New talks will be led by a team of eminent Africans headed by former United Nations secretary general Kofi Annan. Other members of the team are former Tanzanian president Benjamin Mkapa and Graca Machel, wife of former South African President Nelson Mandela, who are held in high esteem by the main opposition party Orange Democratic Movement (ODM) and their supporters.

The Ugandan president Yuweri Museveni, who doubles as the chairman of the East African Community and also of the Commonwealth, is also expected to help in the mediation efforts. However, he is likely to get a cold reception from ODM leaders for being the only African head of state to congratulate Mwai Kibaki of the Party of National Unity (PNU) after he was declared the winner by the Electoral Commission of Kenya on 30 December. The ECK boss, Samuel Kivuitu, has since said that he still does not know who really won the most closely contested polls in the country's 43-year history.

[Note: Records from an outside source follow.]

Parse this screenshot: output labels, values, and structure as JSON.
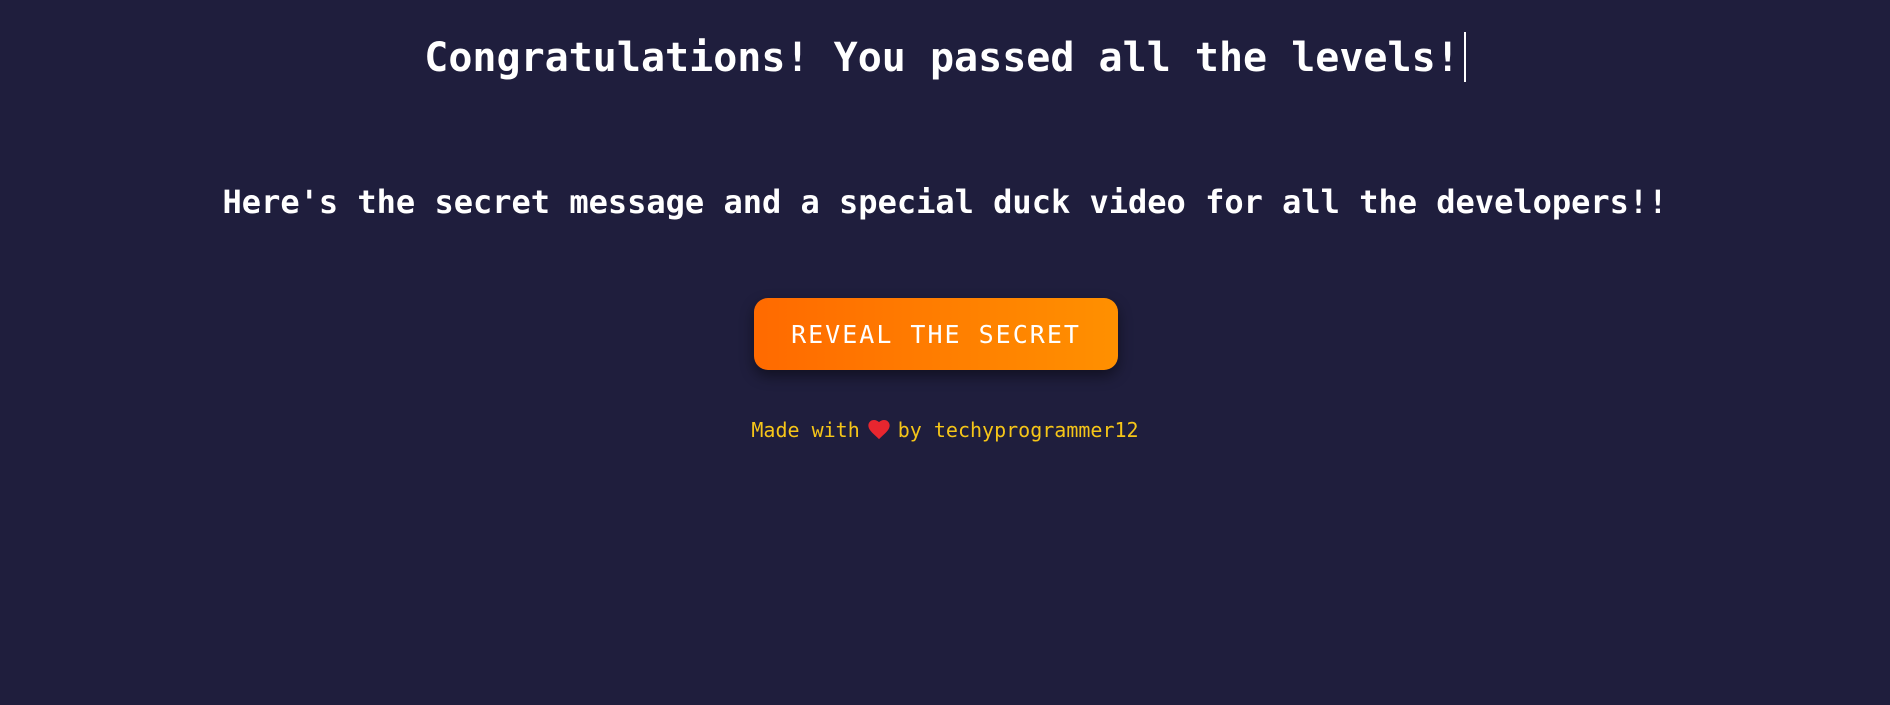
{
  "headline": {
    "text": "Congratulations! You passed all the levels!"
  },
  "subline": {
    "text": "Here's the secret message and a special duck video for all the developers!!"
  },
  "reveal_button": {
    "label": "REVEAL THE SECRET"
  },
  "footer": {
    "prefix": "Made with",
    "icon": "heart-icon",
    "suffix": "by techyprogrammer12"
  },
  "colors": {
    "background": "#1f1e3d",
    "text": "#ffffff",
    "button_gradient_start": "#ff6a00",
    "button_gradient_end": "#ff9000",
    "footer_text": "#f5c518",
    "heart": "#e8262f"
  }
}
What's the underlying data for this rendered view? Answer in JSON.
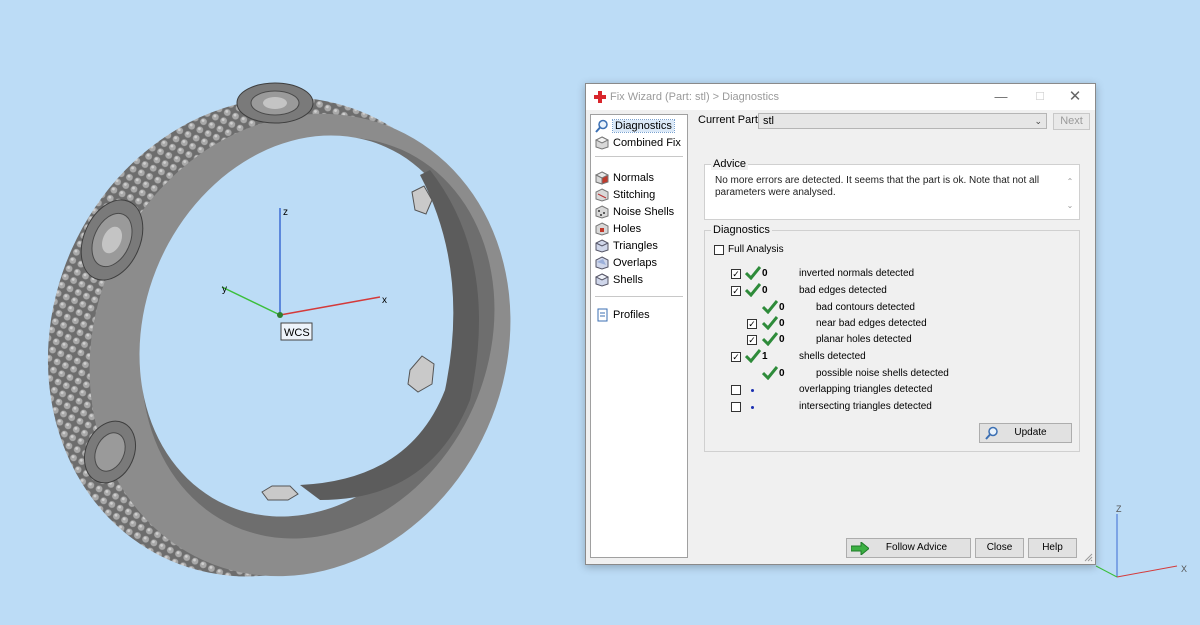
{
  "viewport": {
    "axis_z": "z",
    "axis_y": "y",
    "axis_x": "x",
    "wcs_label": "WCS",
    "mini_axis_z": "Z",
    "mini_axis_x": "X"
  },
  "dialog": {
    "title": "Fix Wizard (Part: stl) > Diagnostics",
    "sidebar": {
      "items": [
        {
          "label": "Diagnostics",
          "icon": "magnifier-icon",
          "selected": true
        },
        {
          "label": "Combined Fix",
          "icon": "cube-icon"
        },
        {
          "label": "Normals",
          "icon": "normals-cube-icon"
        },
        {
          "label": "Stitching",
          "icon": "stitching-icon"
        },
        {
          "label": "Noise Shells",
          "icon": "noise-shells-icon"
        },
        {
          "label": "Holes",
          "icon": "holes-icon"
        },
        {
          "label": "Triangles",
          "icon": "triangles-icon"
        },
        {
          "label": "Overlaps",
          "icon": "overlaps-icon"
        },
        {
          "label": "Shells",
          "icon": "shells-icon"
        },
        {
          "label": "Profiles",
          "icon": "document-icon"
        }
      ]
    },
    "current_part_label": "Current Part:",
    "current_part_value": "stl",
    "next_label": "Next",
    "advice": {
      "title": "Advice",
      "text": "No more errors are detected. It seems that the part is ok. Note that not all parameters were analysed."
    },
    "diagnostics": {
      "title": "Diagnostics",
      "full_analysis_label": "Full Analysis",
      "full_analysis_checked": false,
      "rows": [
        {
          "checkbox": true,
          "checked": true,
          "status": "ok",
          "count": "0",
          "label": "inverted normals detected",
          "indent": 0
        },
        {
          "checkbox": true,
          "checked": true,
          "status": "ok",
          "count": "0",
          "label": "bad edges detected",
          "indent": 0
        },
        {
          "checkbox": false,
          "checked": false,
          "status": "ok",
          "count": "0",
          "label": "bad contours detected",
          "indent": 1
        },
        {
          "checkbox": true,
          "checked": true,
          "status": "ok",
          "count": "0",
          "label": "near bad edges detected",
          "indent": 1
        },
        {
          "checkbox": true,
          "checked": true,
          "status": "ok",
          "count": "0",
          "label": "planar holes detected",
          "indent": 1
        },
        {
          "checkbox": true,
          "checked": true,
          "status": "ok",
          "count": "1",
          "label": "shells detected",
          "indent": 0
        },
        {
          "checkbox": false,
          "checked": false,
          "status": "ok",
          "count": "0",
          "label": "possible noise shells detected",
          "indent": 1
        },
        {
          "checkbox": true,
          "checked": false,
          "status": "pending",
          "count": "",
          "label": "overlapping triangles detected",
          "indent": 0
        },
        {
          "checkbox": true,
          "checked": false,
          "status": "pending",
          "count": "",
          "label": "intersecting triangles detected",
          "indent": 0
        }
      ],
      "update_label": "Update"
    },
    "buttons": {
      "follow_advice": "Follow Advice",
      "close": "Close",
      "help": "Help"
    },
    "colors": {
      "check_green": "#2e8b3a",
      "follow_arrow": "#3cb043",
      "title_icon": "#d9262c"
    }
  }
}
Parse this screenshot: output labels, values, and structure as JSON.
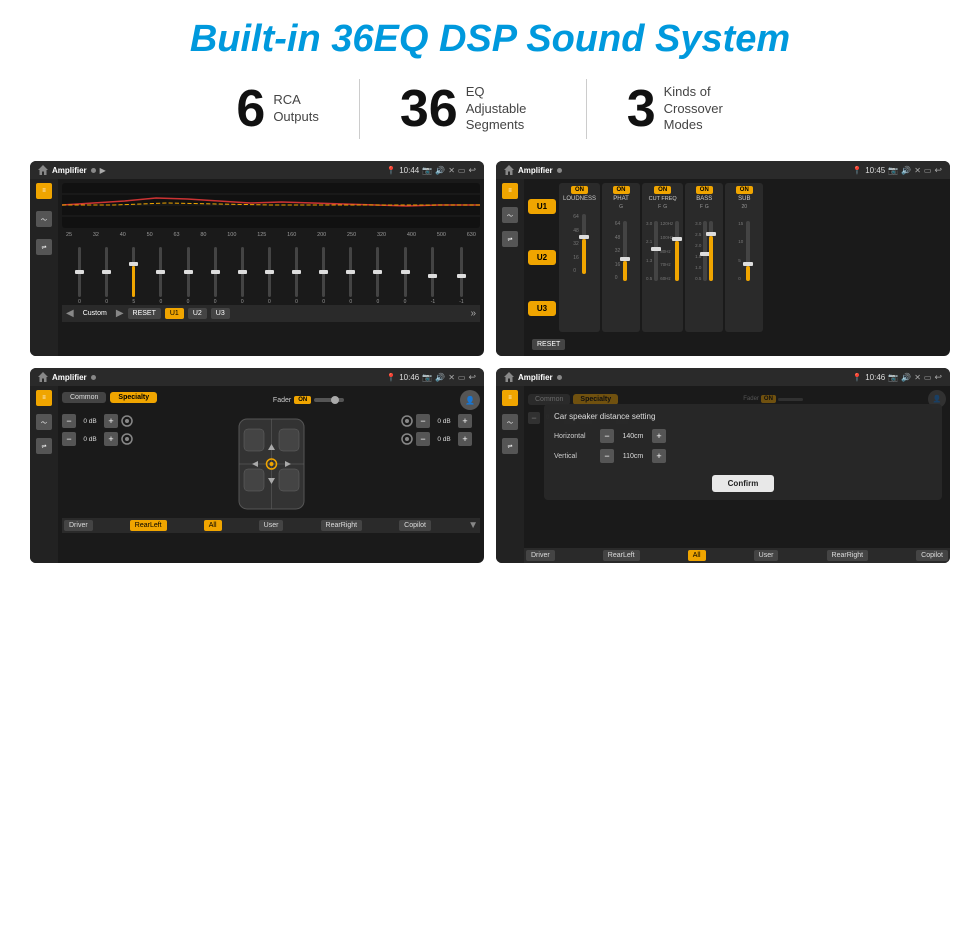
{
  "header": {
    "title": "Built-in 36EQ DSP Sound System"
  },
  "stats": [
    {
      "number": "6",
      "label": "RCA\nOutputs"
    },
    {
      "number": "36",
      "label": "EQ Adjustable\nSegments"
    },
    {
      "number": "3",
      "label": "Kinds of\nCrossover Modes"
    }
  ],
  "screens": [
    {
      "id": "screen1",
      "topbar": {
        "app": "Amplifier",
        "time": "10:44"
      }
    },
    {
      "id": "screen2",
      "topbar": {
        "app": "Amplifier",
        "time": "10:45"
      }
    },
    {
      "id": "screen3",
      "topbar": {
        "app": "Amplifier",
        "time": "10:46"
      }
    },
    {
      "id": "screen4",
      "topbar": {
        "app": "Amplifier",
        "time": "10:46"
      }
    }
  ],
  "eq": {
    "frequencies": [
      "25",
      "32",
      "40",
      "50",
      "63",
      "80",
      "100",
      "125",
      "160",
      "200",
      "250",
      "320",
      "400",
      "500",
      "630"
    ],
    "values": [
      "0",
      "0",
      "0",
      "5",
      "0",
      "0",
      "0",
      "0",
      "0",
      "0",
      "0",
      "0",
      "0",
      "-1",
      "-1"
    ],
    "buttons": {
      "custom": "Custom",
      "reset": "RESET",
      "u1": "U1",
      "u2": "U2",
      "u3": "U3"
    }
  },
  "channels": {
    "u_buttons": [
      "U1",
      "U2",
      "U3"
    ],
    "channel_labels": [
      "LOUDNESS",
      "PHAT",
      "CUT FREQ",
      "BASS",
      "SUB"
    ],
    "on_labels": [
      "ON",
      "ON",
      "ON",
      "ON",
      "ON"
    ],
    "reset": "RESET"
  },
  "fader": {
    "tabs": [
      "Common",
      "Specialty"
    ],
    "fader_label": "Fader",
    "on": "ON",
    "driver": "Driver",
    "rear_left": "RearLeft",
    "all": "All",
    "user": "User",
    "rear_right": "RearRight",
    "copilot": "Copilot"
  },
  "distance_dialog": {
    "title": "Car speaker distance setting",
    "horizontal_label": "Horizontal",
    "horizontal_value": "140cm",
    "vertical_label": "Vertical",
    "vertical_value": "110cm",
    "confirm": "Confirm",
    "tabs": [
      "Common",
      "Specialty"
    ],
    "on": "ON",
    "driver": "Driver",
    "rear_left": "RearLeft",
    "all": "All",
    "user": "User",
    "rear_right": "RearRight",
    "copilot": "Copilot"
  },
  "colors": {
    "accent": "#0099dd",
    "gold": "#f0a500",
    "dark_bg": "#1a1a1a",
    "sidebar_bg": "#222222"
  }
}
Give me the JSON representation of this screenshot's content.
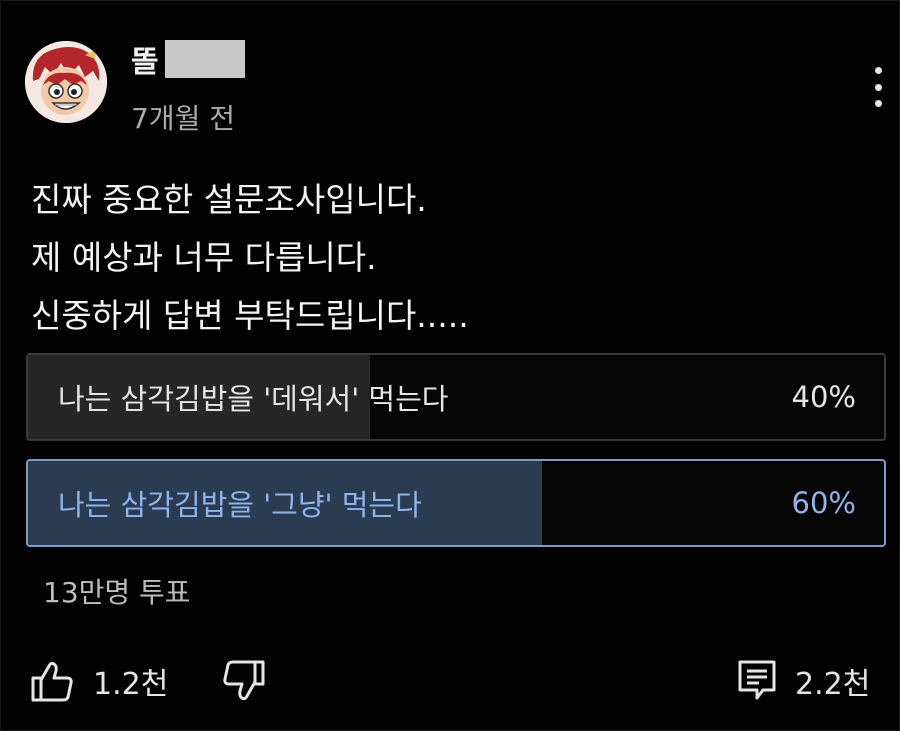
{
  "post": {
    "author": "똘",
    "time_ago": "7개월 전",
    "body": "진짜 중요한 설문조사입니다.\n제 예상과 너무 다릅니다.\n신중하게 답변 부탁드립니다....."
  },
  "poll": {
    "options": [
      {
        "label": "나는 삼각김밥을 '데워서' 먹는다",
        "percent_text": "40%",
        "percent": 40,
        "selected": false
      },
      {
        "label": "나는 삼각김밥을 '그냥' 먹는다",
        "percent_text": "60%",
        "percent": 60,
        "selected": true
      }
    ],
    "votes": "13만명 투표"
  },
  "actions": {
    "likes": "1.2천",
    "comments": "2.2천"
  },
  "icons": {
    "avatar": "cartoon-avatar",
    "more": "more-vertical-icon",
    "like": "thumbs-up-icon",
    "dislike": "thumbs-down-icon",
    "comment": "comment-icon"
  },
  "colors": {
    "background": "#020202",
    "selected_accent": "#8fb4ea",
    "selected_fill": "#2a3b52",
    "unselected_fill": "#262626"
  }
}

African Union chairman and president of Ghana John Kufuor, South African Nobel Peace prize winner, the Anglican Arhbishop Desmond Tutu, and European Union development commissioner Louis Michel have already visited Kenya and held separate talks with the protagonists of the crisis, Kibaki and his defeated rival Raila Odinga of ODM, who believes the polls were rigged.

Recent mass protests by ODM have cost the country billions of shillings in lost revenue, wasted manhours and bad press locally and internationally.

The United States, the European Union and the United Kingdom have all threatened to impose sanctions on Kenya unless the crisis is resolved soon. Last week, the situation was debated by the European parliament and the British House of Commons.